[Start of section]

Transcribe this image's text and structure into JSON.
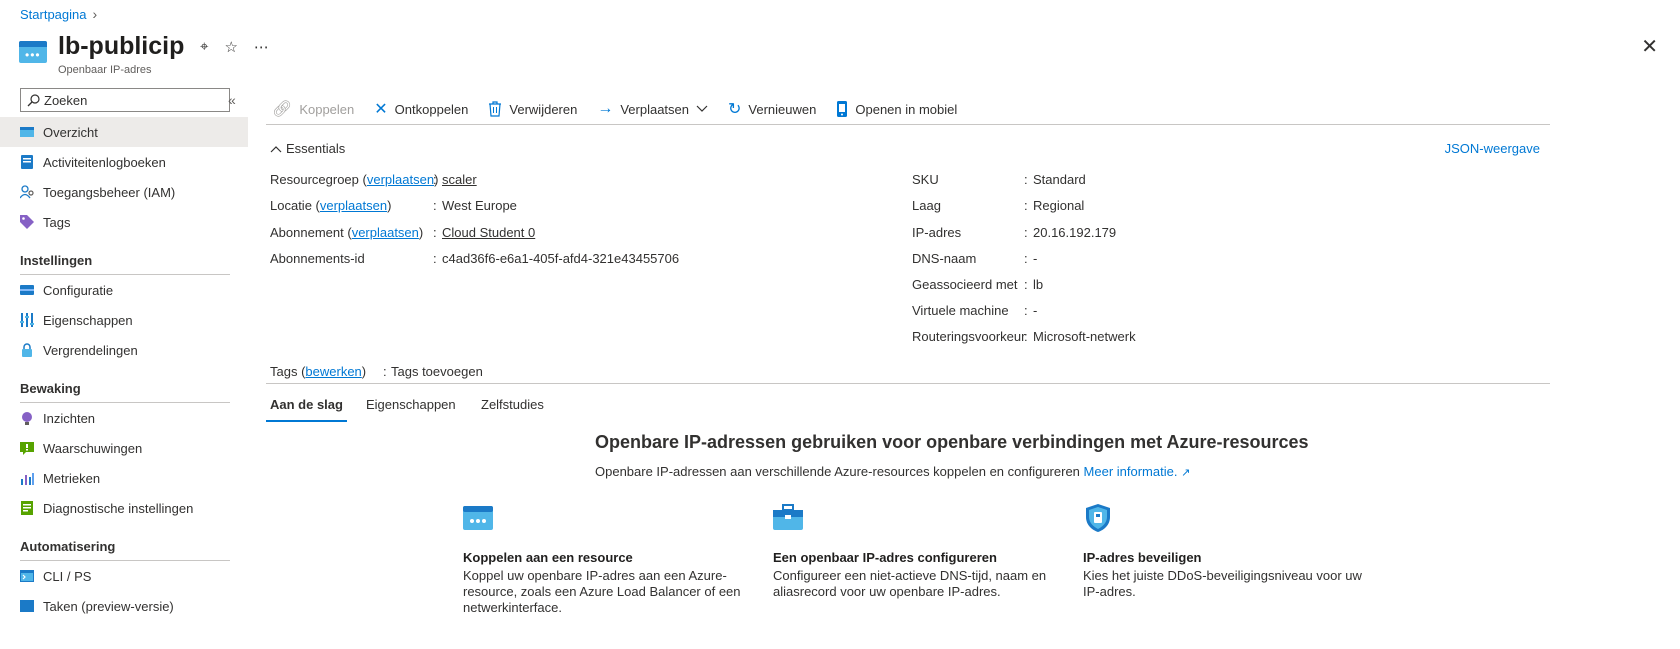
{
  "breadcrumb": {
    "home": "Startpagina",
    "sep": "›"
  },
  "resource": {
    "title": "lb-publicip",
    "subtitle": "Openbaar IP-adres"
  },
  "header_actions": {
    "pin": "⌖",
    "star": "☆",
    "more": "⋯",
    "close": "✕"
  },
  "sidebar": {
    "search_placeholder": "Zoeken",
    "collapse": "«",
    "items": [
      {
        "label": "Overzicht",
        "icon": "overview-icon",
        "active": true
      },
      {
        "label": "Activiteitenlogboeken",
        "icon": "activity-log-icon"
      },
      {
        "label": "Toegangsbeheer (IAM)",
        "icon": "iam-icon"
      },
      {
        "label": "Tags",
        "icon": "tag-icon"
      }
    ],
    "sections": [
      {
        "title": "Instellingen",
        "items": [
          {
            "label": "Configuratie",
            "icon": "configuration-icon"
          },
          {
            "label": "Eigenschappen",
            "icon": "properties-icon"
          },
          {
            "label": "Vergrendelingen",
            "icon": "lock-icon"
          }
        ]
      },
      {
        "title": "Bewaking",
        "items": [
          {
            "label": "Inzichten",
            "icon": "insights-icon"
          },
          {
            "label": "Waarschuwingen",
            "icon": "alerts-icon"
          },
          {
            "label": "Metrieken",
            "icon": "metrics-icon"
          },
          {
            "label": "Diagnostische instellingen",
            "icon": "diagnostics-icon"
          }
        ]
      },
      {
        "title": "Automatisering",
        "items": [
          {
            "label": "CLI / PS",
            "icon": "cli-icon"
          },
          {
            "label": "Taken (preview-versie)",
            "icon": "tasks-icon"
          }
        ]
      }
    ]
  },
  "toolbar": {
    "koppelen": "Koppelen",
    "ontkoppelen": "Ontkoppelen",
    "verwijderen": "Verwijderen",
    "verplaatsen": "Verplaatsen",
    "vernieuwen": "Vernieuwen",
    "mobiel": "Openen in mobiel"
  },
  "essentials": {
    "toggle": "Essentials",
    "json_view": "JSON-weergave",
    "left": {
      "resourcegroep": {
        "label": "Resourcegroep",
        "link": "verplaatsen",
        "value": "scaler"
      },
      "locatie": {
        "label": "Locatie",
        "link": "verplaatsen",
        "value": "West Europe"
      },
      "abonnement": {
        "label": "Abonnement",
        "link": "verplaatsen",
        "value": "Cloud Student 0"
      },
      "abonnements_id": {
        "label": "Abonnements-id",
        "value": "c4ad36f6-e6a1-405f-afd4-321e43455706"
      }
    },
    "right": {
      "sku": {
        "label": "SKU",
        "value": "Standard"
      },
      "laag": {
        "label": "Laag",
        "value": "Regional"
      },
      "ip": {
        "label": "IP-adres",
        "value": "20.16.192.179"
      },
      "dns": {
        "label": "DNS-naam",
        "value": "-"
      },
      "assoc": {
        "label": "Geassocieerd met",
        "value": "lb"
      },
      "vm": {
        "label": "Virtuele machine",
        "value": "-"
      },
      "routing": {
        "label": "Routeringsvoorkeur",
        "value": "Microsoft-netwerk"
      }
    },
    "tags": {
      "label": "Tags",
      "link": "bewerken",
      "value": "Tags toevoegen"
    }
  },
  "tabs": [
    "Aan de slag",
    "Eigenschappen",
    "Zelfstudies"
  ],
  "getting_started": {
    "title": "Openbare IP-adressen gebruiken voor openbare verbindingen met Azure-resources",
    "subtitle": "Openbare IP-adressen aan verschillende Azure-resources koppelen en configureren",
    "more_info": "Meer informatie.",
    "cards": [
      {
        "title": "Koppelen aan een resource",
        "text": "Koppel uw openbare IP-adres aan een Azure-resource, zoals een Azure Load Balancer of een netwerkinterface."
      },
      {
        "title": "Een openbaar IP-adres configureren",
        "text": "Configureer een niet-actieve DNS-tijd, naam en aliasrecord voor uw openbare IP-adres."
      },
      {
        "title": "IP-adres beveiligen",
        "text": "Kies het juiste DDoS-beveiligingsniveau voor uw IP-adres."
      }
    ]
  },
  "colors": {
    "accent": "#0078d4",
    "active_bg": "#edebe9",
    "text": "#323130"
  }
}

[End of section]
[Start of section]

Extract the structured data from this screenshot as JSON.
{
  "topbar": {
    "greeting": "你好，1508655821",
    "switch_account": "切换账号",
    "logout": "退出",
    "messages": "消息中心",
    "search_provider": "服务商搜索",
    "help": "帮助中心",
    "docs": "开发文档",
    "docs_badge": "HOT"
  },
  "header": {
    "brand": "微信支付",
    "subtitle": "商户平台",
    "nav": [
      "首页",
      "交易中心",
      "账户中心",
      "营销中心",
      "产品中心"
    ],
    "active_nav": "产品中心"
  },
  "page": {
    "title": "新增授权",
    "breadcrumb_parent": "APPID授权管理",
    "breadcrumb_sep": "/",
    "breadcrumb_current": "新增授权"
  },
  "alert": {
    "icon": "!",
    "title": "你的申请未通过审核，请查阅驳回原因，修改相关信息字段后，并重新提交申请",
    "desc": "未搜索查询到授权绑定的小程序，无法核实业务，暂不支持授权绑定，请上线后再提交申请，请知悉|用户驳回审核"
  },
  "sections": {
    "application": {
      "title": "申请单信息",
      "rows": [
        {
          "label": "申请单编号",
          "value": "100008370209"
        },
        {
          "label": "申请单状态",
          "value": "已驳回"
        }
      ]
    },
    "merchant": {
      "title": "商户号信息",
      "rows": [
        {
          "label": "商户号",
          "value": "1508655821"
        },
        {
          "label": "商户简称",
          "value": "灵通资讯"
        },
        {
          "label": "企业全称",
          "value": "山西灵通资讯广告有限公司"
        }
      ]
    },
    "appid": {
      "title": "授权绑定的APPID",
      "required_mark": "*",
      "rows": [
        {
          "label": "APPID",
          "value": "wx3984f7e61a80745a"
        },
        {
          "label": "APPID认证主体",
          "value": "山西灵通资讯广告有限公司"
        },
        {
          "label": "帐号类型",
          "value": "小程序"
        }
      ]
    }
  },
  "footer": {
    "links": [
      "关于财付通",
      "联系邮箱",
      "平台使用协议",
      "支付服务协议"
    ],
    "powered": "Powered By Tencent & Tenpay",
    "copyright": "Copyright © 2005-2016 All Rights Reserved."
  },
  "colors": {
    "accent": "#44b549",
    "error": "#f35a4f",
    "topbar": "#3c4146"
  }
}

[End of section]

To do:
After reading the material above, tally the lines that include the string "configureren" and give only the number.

Solution to the problem:
2